• TASK PROMPT:
Go through the entries below, tally each line with the string "constrain", and give the final number by itself.

= = =

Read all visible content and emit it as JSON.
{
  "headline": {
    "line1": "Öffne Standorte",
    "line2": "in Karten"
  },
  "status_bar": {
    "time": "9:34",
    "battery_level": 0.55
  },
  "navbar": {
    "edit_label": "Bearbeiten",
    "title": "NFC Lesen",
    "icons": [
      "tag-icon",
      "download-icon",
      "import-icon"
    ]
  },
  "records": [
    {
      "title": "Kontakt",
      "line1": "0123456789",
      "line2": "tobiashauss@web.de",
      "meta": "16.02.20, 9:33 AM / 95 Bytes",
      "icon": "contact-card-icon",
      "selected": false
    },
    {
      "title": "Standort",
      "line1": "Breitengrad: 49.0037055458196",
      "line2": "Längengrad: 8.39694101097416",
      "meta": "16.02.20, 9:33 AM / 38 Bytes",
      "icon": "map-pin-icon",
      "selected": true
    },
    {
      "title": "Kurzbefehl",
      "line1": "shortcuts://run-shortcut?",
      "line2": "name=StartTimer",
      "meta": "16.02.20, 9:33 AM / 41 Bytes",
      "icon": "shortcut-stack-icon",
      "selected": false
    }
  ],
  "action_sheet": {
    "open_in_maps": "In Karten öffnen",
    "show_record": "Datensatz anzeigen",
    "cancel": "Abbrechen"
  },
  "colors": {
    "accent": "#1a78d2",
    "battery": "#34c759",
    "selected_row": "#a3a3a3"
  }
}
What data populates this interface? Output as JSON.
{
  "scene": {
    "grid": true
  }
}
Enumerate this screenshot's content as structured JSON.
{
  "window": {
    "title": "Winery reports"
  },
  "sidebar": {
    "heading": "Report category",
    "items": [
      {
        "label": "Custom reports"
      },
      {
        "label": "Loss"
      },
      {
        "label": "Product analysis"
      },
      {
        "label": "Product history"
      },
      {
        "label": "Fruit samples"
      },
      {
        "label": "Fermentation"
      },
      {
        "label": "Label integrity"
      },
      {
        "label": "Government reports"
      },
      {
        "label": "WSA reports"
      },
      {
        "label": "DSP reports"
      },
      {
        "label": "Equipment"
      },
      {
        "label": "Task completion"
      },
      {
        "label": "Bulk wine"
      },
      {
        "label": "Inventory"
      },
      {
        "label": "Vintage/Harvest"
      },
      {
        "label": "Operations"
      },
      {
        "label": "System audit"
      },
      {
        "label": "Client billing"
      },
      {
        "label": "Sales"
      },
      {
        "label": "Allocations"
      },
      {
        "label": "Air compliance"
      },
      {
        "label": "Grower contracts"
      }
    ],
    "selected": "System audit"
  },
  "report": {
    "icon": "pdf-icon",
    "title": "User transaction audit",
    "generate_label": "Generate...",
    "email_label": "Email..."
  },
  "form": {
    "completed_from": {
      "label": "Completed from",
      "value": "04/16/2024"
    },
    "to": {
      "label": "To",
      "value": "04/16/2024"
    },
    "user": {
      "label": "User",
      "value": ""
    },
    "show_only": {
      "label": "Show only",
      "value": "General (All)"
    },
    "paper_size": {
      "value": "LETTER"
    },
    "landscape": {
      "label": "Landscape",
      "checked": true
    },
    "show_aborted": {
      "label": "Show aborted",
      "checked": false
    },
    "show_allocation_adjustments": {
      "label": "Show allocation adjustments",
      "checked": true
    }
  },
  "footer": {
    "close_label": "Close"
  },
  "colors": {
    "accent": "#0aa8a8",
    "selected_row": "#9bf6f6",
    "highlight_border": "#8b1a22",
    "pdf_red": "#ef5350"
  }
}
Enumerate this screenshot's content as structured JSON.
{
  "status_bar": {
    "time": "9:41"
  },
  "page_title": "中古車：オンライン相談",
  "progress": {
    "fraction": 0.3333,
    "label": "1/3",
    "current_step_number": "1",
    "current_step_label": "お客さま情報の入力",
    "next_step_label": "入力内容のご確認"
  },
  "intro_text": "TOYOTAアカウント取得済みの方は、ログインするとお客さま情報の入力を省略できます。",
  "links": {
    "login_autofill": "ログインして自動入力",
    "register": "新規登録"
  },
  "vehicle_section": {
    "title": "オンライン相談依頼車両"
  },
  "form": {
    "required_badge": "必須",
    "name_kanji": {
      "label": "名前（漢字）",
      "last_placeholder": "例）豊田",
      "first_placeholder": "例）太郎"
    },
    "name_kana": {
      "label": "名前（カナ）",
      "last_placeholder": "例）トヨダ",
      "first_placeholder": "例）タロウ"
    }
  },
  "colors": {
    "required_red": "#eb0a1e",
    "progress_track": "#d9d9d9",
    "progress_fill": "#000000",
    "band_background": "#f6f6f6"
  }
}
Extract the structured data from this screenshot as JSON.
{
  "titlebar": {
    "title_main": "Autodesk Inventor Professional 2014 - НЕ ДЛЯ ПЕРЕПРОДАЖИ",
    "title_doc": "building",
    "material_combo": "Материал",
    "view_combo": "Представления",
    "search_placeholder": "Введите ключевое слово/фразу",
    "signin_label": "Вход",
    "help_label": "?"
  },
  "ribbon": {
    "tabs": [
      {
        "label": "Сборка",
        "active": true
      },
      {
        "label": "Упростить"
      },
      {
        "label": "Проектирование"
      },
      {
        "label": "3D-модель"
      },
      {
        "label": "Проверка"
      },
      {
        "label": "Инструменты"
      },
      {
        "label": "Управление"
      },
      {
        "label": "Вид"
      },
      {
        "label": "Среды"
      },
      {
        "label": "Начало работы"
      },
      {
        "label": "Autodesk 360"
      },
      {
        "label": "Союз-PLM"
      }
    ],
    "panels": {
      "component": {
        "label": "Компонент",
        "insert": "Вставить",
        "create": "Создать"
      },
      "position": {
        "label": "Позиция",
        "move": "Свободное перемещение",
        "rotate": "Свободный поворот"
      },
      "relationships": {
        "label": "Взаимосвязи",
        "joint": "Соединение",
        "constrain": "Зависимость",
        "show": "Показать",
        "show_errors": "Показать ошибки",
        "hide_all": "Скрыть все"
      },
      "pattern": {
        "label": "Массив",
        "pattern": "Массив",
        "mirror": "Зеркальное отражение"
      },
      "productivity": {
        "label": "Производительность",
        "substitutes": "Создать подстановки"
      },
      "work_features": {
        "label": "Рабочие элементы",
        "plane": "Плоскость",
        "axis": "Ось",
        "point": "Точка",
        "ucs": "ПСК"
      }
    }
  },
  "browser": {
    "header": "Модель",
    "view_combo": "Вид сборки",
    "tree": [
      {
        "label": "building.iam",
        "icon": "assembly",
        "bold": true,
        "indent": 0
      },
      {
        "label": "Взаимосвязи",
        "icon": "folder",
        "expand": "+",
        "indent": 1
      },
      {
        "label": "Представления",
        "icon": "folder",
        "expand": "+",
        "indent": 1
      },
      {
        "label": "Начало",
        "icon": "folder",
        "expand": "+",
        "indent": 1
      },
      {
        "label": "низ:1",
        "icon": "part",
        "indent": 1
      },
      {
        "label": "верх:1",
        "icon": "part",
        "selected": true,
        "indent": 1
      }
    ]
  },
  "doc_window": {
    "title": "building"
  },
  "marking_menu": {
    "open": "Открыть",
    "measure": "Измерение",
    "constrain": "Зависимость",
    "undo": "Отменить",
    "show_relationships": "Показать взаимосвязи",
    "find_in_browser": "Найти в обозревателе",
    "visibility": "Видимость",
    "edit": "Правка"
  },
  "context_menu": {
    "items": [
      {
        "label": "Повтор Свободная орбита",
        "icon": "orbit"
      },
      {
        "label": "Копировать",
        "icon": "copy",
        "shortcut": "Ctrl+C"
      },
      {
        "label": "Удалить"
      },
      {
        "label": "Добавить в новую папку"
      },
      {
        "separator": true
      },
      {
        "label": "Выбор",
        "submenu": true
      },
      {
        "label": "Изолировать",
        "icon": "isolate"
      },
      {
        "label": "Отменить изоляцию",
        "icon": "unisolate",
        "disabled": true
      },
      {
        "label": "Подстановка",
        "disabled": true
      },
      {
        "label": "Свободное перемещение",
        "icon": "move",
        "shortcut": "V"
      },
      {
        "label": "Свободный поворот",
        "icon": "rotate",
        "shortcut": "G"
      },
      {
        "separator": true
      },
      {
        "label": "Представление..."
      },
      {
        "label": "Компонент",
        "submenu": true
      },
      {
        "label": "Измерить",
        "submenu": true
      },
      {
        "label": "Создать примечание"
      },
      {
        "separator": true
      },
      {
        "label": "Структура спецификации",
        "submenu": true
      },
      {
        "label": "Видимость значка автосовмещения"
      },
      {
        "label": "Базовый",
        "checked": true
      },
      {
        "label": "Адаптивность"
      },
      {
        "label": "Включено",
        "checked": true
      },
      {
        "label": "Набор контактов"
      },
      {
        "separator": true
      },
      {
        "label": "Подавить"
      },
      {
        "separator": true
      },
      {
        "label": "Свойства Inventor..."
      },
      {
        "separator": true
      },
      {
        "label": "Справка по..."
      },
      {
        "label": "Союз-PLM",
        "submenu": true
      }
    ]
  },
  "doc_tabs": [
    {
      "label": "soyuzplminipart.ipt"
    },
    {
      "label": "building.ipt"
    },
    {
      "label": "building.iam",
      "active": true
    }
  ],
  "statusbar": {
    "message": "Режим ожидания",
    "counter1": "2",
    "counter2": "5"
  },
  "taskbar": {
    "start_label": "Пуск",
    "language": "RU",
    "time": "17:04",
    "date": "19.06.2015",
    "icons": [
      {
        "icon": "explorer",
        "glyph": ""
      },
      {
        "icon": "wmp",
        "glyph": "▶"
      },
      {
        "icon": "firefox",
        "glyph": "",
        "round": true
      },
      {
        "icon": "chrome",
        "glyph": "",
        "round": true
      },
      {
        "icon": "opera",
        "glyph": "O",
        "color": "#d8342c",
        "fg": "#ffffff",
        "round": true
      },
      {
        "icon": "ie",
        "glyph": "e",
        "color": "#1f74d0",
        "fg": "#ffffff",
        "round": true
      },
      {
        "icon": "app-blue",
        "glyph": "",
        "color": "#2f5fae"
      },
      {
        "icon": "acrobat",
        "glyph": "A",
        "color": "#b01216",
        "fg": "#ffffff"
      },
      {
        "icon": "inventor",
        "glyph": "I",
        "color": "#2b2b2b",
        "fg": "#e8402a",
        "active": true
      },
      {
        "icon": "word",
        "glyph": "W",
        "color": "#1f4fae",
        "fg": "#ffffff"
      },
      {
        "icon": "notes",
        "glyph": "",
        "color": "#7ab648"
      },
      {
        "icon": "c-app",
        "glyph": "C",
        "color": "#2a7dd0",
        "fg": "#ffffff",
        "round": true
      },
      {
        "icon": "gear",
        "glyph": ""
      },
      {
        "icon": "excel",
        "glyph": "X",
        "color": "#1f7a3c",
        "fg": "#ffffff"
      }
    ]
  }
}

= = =

• RESPONSE TO THIS EXERCISE:
2